§ **Work instructions**:
When you copy the listing, reproduce each line as it appears and omit every image.

§ **Extracted material**:
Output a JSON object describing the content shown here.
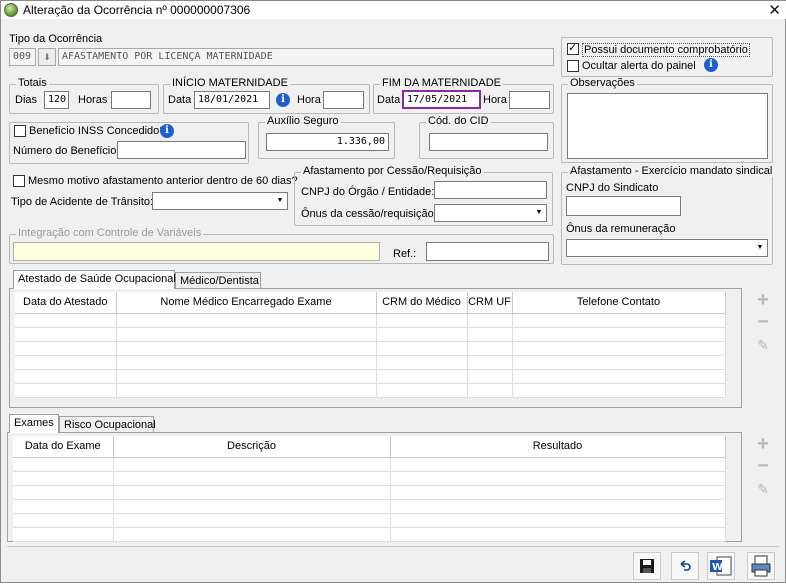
{
  "window": {
    "title": "Alteração da Ocorrência nº 000000007306",
    "close_glyph": "✕"
  },
  "tipo": {
    "label": "Tipo da Ocorrência",
    "code": "009",
    "description": "AFASTAMENTO POR LICENÇA MATERNIDADE"
  },
  "docs": {
    "possui_label": "Possui documento comprobatório",
    "possui_checked": true,
    "ocultar_label": "Ocultar alerta do painel",
    "ocultar_checked": false
  },
  "totais": {
    "group": "Totais",
    "dias_label": "Dias",
    "dias_value": "120",
    "horas_label": "Horas",
    "horas_value": ""
  },
  "inicio": {
    "group": "INÍCIO MATERNIDADE",
    "data_label": "Data",
    "data_value": "18/01/2021",
    "hora_label": "Hora",
    "hora_value": ""
  },
  "fim": {
    "group": "FIM DA MATERNIDADE",
    "data_label": "Data",
    "data_value": "17/05/2021",
    "hora_label": "Hora",
    "hora_value": ""
  },
  "observacoes": {
    "group": "Observações",
    "value": ""
  },
  "inss": {
    "label": "Benefício INSS Concedido?",
    "checked": false,
    "numero_label": "Número do Benefício:",
    "numero_value": ""
  },
  "auxilio": {
    "group": "Auxílio Seguro",
    "value": "1.336,00"
  },
  "cid": {
    "group": "Cód. do CID",
    "value": ""
  },
  "mesmo_motivo": {
    "label": "Mesmo motivo afastamento anterior dentro de 60 dias?",
    "checked": false
  },
  "acidente": {
    "label": "Tipo de Acidente de Trânsito:",
    "value": ""
  },
  "cessao": {
    "group": "Afastamento por Cessão/Requisição",
    "cnpj_label": "CNPJ do Órgão / Entidade:",
    "cnpj_value": "",
    "onus_label": "Ônus da cessão/requisição:",
    "onus_value": ""
  },
  "sindical": {
    "group": "Afastamento - Exercício mandato sindical",
    "cnpj_label": "CNPJ do Sindicato",
    "cnpj_value": "",
    "onus_label": "Ônus da remuneração",
    "onus_value": ""
  },
  "integracao": {
    "group": "Integração com Controle de Variáveis",
    "value": "",
    "ref_label": "Ref.:",
    "ref_value": ""
  },
  "tabs1": {
    "items": [
      "Atestado de Saúde Ocupacional",
      "Médico/Dentista"
    ],
    "columns": [
      "Data do Atestado",
      "Nome Médico Encarregado Exame",
      "CRM do Médico",
      "CRM UF",
      "Telefone Contato"
    ]
  },
  "tabs2": {
    "items": [
      "Exames",
      "Risco Ocupacional"
    ],
    "columns": [
      "Data do Exame",
      "Descrição",
      "Resultado"
    ]
  },
  "side_actions": {
    "add": "+",
    "remove": "−",
    "edit": "✎"
  },
  "icons": {
    "info": "i",
    "save": "save-icon",
    "undo": "undo-icon",
    "word": "word-doc-icon",
    "print": "print-preview-icon"
  },
  "colors": {
    "accent_purple": "#8a2aa0",
    "info_blue": "#1f5fcf",
    "yellow_field": "#ffffe0"
  }
}
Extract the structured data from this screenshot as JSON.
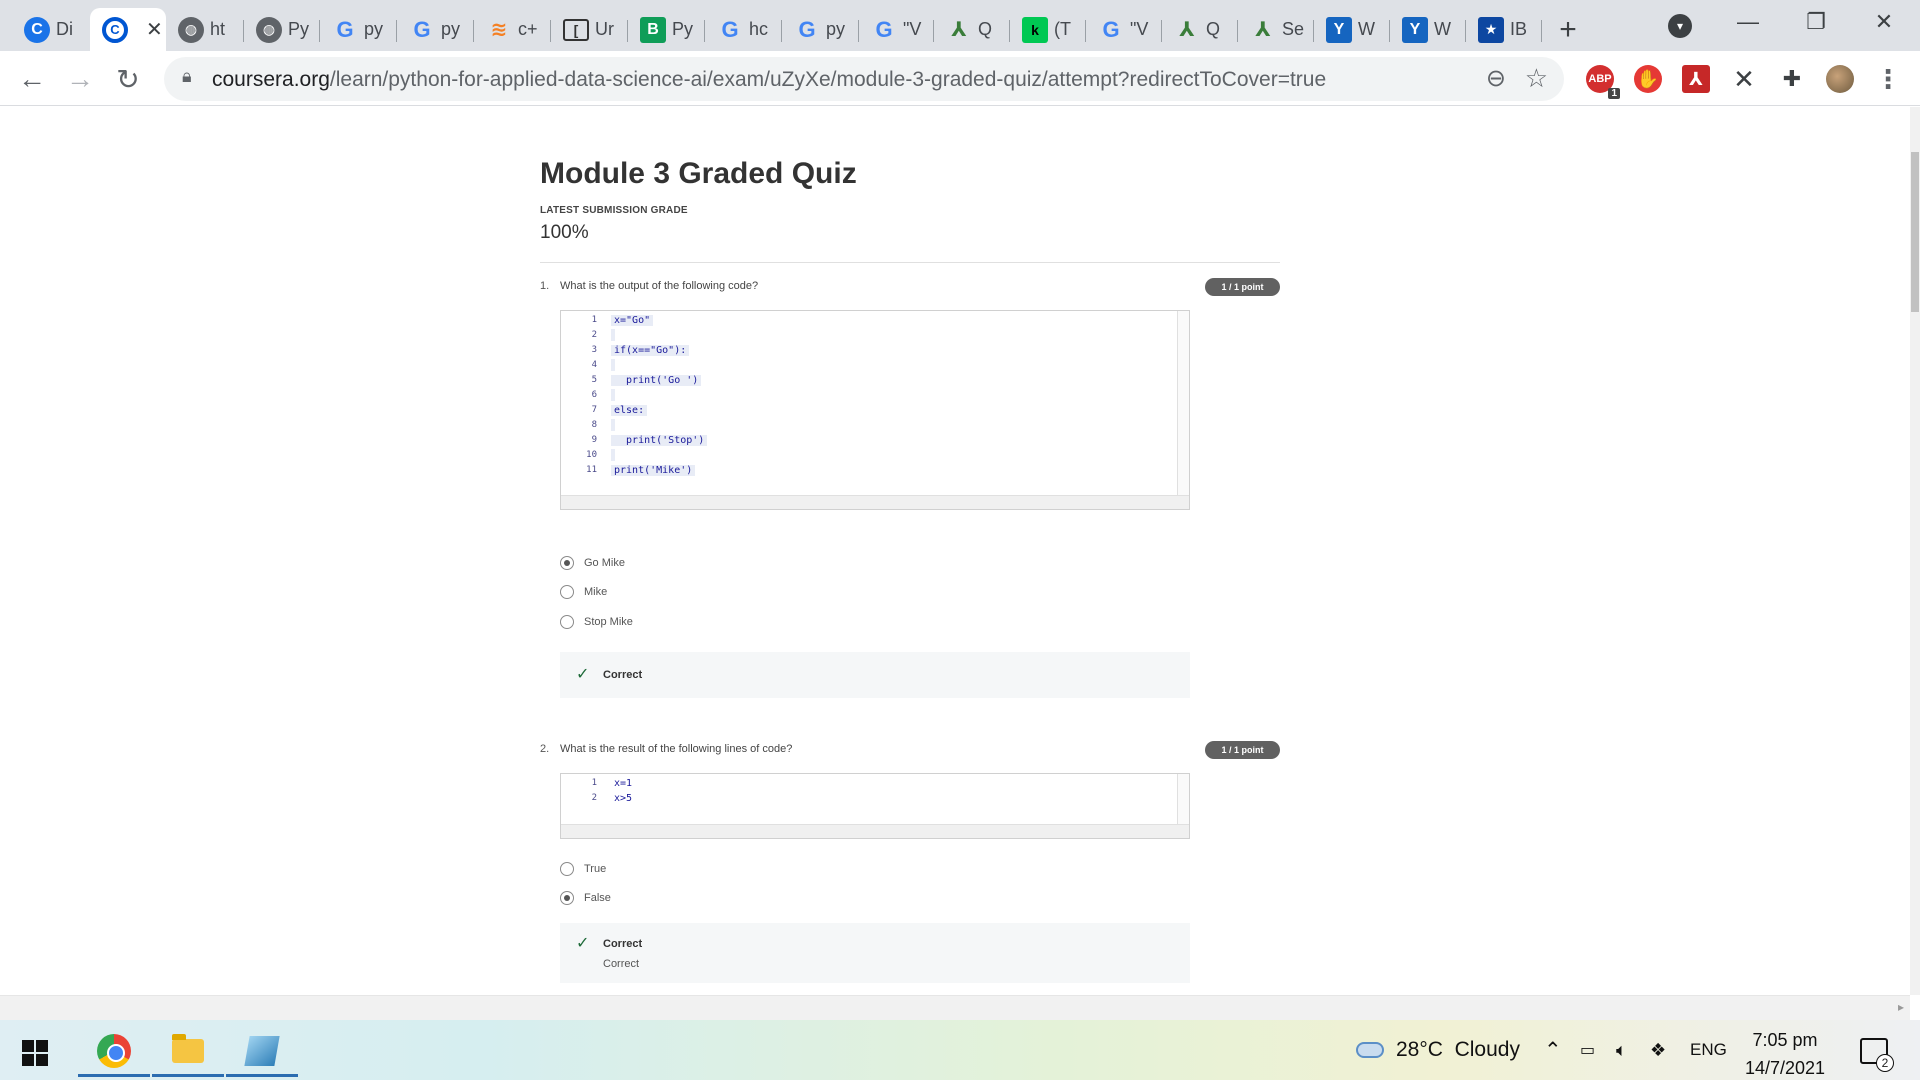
{
  "browser": {
    "tabs": [
      {
        "label": "Di",
        "icon": "coursera-icon",
        "active": false
      },
      {
        "label": "",
        "icon": "coursera-icon",
        "active": true
      },
      {
        "label": "ht",
        "icon": "globe-icon",
        "active": false
      },
      {
        "label": "Py",
        "icon": "globe-icon",
        "active": false
      },
      {
        "label": "py",
        "icon": "google-icon",
        "active": false
      },
      {
        "label": "py",
        "icon": "google-icon",
        "active": false
      },
      {
        "label": "c+",
        "icon": "stackoverflow-icon",
        "active": false
      },
      {
        "label": "Ur",
        "icon": "datacamp-icon",
        "active": false
      },
      {
        "label": "Py",
        "icon": "b-icon",
        "active": false
      },
      {
        "label": "hc",
        "icon": "google-icon",
        "active": false
      },
      {
        "label": "py",
        "icon": "google-icon",
        "active": false
      },
      {
        "label": "\"V",
        "icon": "google-icon",
        "active": false
      },
      {
        "label": "Q",
        "icon": "quora-icon",
        "active": false
      },
      {
        "label": "(T",
        "icon": "green-icon",
        "active": false
      },
      {
        "label": "\"V",
        "icon": "google-icon",
        "active": false
      },
      {
        "label": "Q",
        "icon": "quora-icon",
        "active": false
      },
      {
        "label": "Se",
        "icon": "quora-icon",
        "active": false
      },
      {
        "label": "W",
        "icon": "y-icon",
        "active": false
      },
      {
        "label": "W",
        "icon": "y-icon",
        "active": false
      },
      {
        "label": "IB",
        "icon": "star-icon",
        "active": false
      }
    ],
    "url_host": "coursera.org",
    "url_path": "/learn/python-for-applied-data-science-ai/exam/uZyXe/module-3-graded-quiz/attempt?redirectToCover=true",
    "abp_count": "1"
  },
  "quiz": {
    "title": "Module 3 Graded Quiz",
    "grade_label": "LATEST SUBMISSION GRADE",
    "grade_value": "100%",
    "questions": [
      {
        "number": "1.",
        "text": "What is the output of the following code?",
        "points": "1 / 1 point",
        "code": [
          {
            "n": "1",
            "text": "x=\"Go\""
          },
          {
            "n": "2",
            "text": ""
          },
          {
            "n": "3",
            "text": "if(x==\"Go\"):"
          },
          {
            "n": "4",
            "text": ""
          },
          {
            "n": "5",
            "text": "  print('Go ')"
          },
          {
            "n": "6",
            "text": ""
          },
          {
            "n": "7",
            "text": "else:"
          },
          {
            "n": "8",
            "text": ""
          },
          {
            "n": "9",
            "text": "  print('Stop')"
          },
          {
            "n": "10",
            "text": ""
          },
          {
            "n": "11",
            "text": "print('Mike')"
          }
        ],
        "options": [
          {
            "label": "Go Mike",
            "selected": true
          },
          {
            "label": "Mike",
            "selected": false
          },
          {
            "label": "Stop Mike",
            "selected": false
          }
        ],
        "feedback_title": "Correct",
        "feedback_text": ""
      },
      {
        "number": "2.",
        "text": "What is the result of the following lines of code?",
        "points": "1 / 1 point",
        "code": [
          {
            "n": "1",
            "text": "x=1"
          },
          {
            "n": "2",
            "text": "x>5"
          }
        ],
        "options": [
          {
            "label": "True",
            "selected": false
          },
          {
            "label": "False",
            "selected": true
          }
        ],
        "feedback_title": "Correct",
        "feedback_text": "Correct"
      }
    ]
  },
  "taskbar": {
    "weather": "28°C  Cloudy",
    "language": "ENG",
    "time": "7:05 pm",
    "date": "14/7/2021",
    "notifications": "2"
  }
}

§ **Exercise output**:
Output a JSON object describing the content shown here.
{
  "window": {
    "title": "Alteração da Ocorrência nº 000000007306",
    "close_glyph": "✕"
  },
  "tipo": {
    "label": "Tipo da Ocorrência",
    "code": "009",
    "description": "AFASTAMENTO POR LICENÇA MATERNIDADE"
  },
  "docs": {
    "possui_label": "Possui documento comprobatório",
    "possui_checked": true,
    "ocultar_label": "Ocultar alerta do painel",
    "ocultar_checked": false
  },
  "totais": {
    "group": "Totais",
    "dias_label": "Dias",
    "dias_value": "120",
    "horas_label": "Horas",
    "horas_value": ""
  },
  "inicio": {
    "group": "INÍCIO MATERNIDADE",
    "data_label": "Data",
    "data_value": "18/01/2021",
    "hora_label": "Hora",
    "hora_value": ""
  },
  "fim": {
    "group": "FIM DA MATERNIDADE",
    "data_label": "Data",
    "data_value": "17/05/2021",
    "hora_label": "Hora",
    "hora_value": ""
  },
  "observacoes": {
    "group": "Observações",
    "value": ""
  },
  "inss": {
    "label": "Benefício INSS Concedido?",
    "checked": false,
    "numero_label": "Número do Benefício:",
    "numero_value": ""
  },
  "auxilio": {
    "group": "Auxílio Seguro",
    "value": "1.336,00"
  },
  "cid": {
    "group": "Cód. do CID",
    "value": ""
  },
  "mesmo_motivo": {
    "label": "Mesmo motivo afastamento anterior dentro de 60 dias?",
    "checked": false
  },
  "acidente": {
    "label": "Tipo de Acidente de Trânsito:",
    "value": ""
  },
  "cessao": {
    "group": "Afastamento por Cessão/Requisição",
    "cnpj_label": "CNPJ do Órgão / Entidade:",
    "cnpj_value": "",
    "onus_label": "Ônus da cessão/requisição:",
    "onus_value": ""
  },
  "sindical": {
    "group": "Afastamento - Exercício mandato sindical",
    "cnpj_label": "CNPJ do Sindicato",
    "cnpj_value": "",
    "onus_label": "Ônus da remuneração",
    "onus_value": ""
  },
  "integracao": {
    "group": "Integração com Controle de Variáveis",
    "value": "",
    "ref_label": "Ref.:",
    "ref_value": ""
  },
  "tabs1": {
    "items": [
      "Atestado de Saúde Ocupacional",
      "Médico/Dentista"
    ],
    "columns": [
      "Data do Atestado",
      "Nome Médico Encarregado Exame",
      "CRM do Médico",
      "CRM UF",
      "Telefone Contato"
    ]
  },
  "tabs2": {
    "items": [
      "Exames",
      "Risco Ocupacional"
    ],
    "columns": [
      "Data do Exame",
      "Descrição",
      "Resultado"
    ]
  },
  "side_actions": {
    "add": "+",
    "remove": "−",
    "edit": "✎"
  },
  "icons": {
    "info": "i",
    "save": "save-icon",
    "undo": "undo-icon",
    "word": "word-doc-icon",
    "print": "print-preview-icon"
  },
  "colors": {
    "accent_purple": "#8a2aa0",
    "info_blue": "#1f5fcf",
    "yellow_field": "#ffffe0"
  }
}
Extract the structured data from this screenshot as JSON.
{
  "browser": {
    "tabs": [
      {
        "label": "Di",
        "icon": "coursera-icon",
        "active": false
      },
      {
        "label": "",
        "icon": "coursera-icon",
        "active": true
      },
      {
        "label": "ht",
        "icon": "globe-icon",
        "active": false
      },
      {
        "label": "Py",
        "icon": "globe-icon",
        "active": false
      },
      {
        "label": "py",
        "icon": "google-icon",
        "active": false
      },
      {
        "label": "py",
        "icon": "google-icon",
        "active": false
      },
      {
        "label": "c+",
        "icon": "stackoverflow-icon",
        "active": false
      },
      {
        "label": "Ur",
        "icon": "datacamp-icon",
        "active": false
      },
      {
        "label": "Py",
        "icon": "b-icon",
        "active": false
      },
      {
        "label": "hc",
        "icon": "google-icon",
        "active": false
      },
      {
        "label": "py",
        "icon": "google-icon",
        "active": false
      },
      {
        "label": "\"V",
        "icon": "google-icon",
        "active": false
      },
      {
        "label": "Q",
        "icon": "quora-icon",
        "active": false
      },
      {
        "label": "(T",
        "icon": "green-icon",
        "active": false
      },
      {
        "label": "\"V",
        "icon": "google-icon",
        "active": false
      },
      {
        "label": "Q",
        "icon": "quora-icon",
        "active": false
      },
      {
        "label": "Se",
        "icon": "quora-icon",
        "active": false
      },
      {
        "label": "W",
        "icon": "y-icon",
        "active": false
      },
      {
        "label": "W",
        "icon": "y-icon",
        "active": false
      },
      {
        "label": "IB",
        "icon": "star-icon",
        "active": false
      }
    ],
    "url_host": "coursera.org",
    "url_path": "/learn/python-for-applied-data-science-ai/exam/uZyXe/module-3-graded-quiz/attempt?redirectToCover=true",
    "abp_count": "1"
  },
  "quiz": {
    "title": "Module 3 Graded Quiz",
    "grade_label": "LATEST SUBMISSION GRADE",
    "grade_value": "100%",
    "questions": [
      {
        "number": "1.",
        "text": "What is the output of the following code?",
        "points": "1 / 1 point",
        "code": [
          {
            "n": "1",
            "text": "x=\"Go\""
          },
          {
            "n": "2",
            "text": ""
          },
          {
            "n": "3",
            "text": "if(x==\"Go\"):"
          },
          {
            "n": "4",
            "text": ""
          },
          {
            "n": "5",
            "text": "  print('Go ')"
          },
          {
            "n": "6",
            "text": ""
          },
          {
            "n": "7",
            "text": "else:"
          },
          {
            "n": "8",
            "text": ""
          },
          {
            "n": "9",
            "text": "  print('Stop')"
          },
          {
            "n": "10",
            "text": ""
          },
          {
            "n": "11",
            "text": "print('Mike')"
          }
        ],
        "options": [
          {
            "label": "Go Mike",
            "selected": true
          },
          {
            "label": "Mike",
            "selected": false
          },
          {
            "label": "Stop Mike",
            "selected": false
          }
        ],
        "feedback_title": "Correct",
        "feedback_text": ""
      },
      {
        "number": "2.",
        "text": "What is the result of the following lines of code?",
        "points": "1 / 1 point",
        "code": [
          {
            "n": "1",
            "text": "x=1"
          },
          {
            "n": "2",
            "text": "x>5"
          }
        ],
        "options": [
          {
            "label": "True",
            "selected": false
          },
          {
            "label": "False",
            "selected": true
          }
        ],
        "feedback_title": "Correct",
        "feedback_text": "Correct"
      }
    ]
  },
  "taskbar": {
    "weather": "28°C  Cloudy",
    "language": "ENG",
    "time": "7:05 pm",
    "date": "14/7/2021",
    "notifications": "2"
  }
}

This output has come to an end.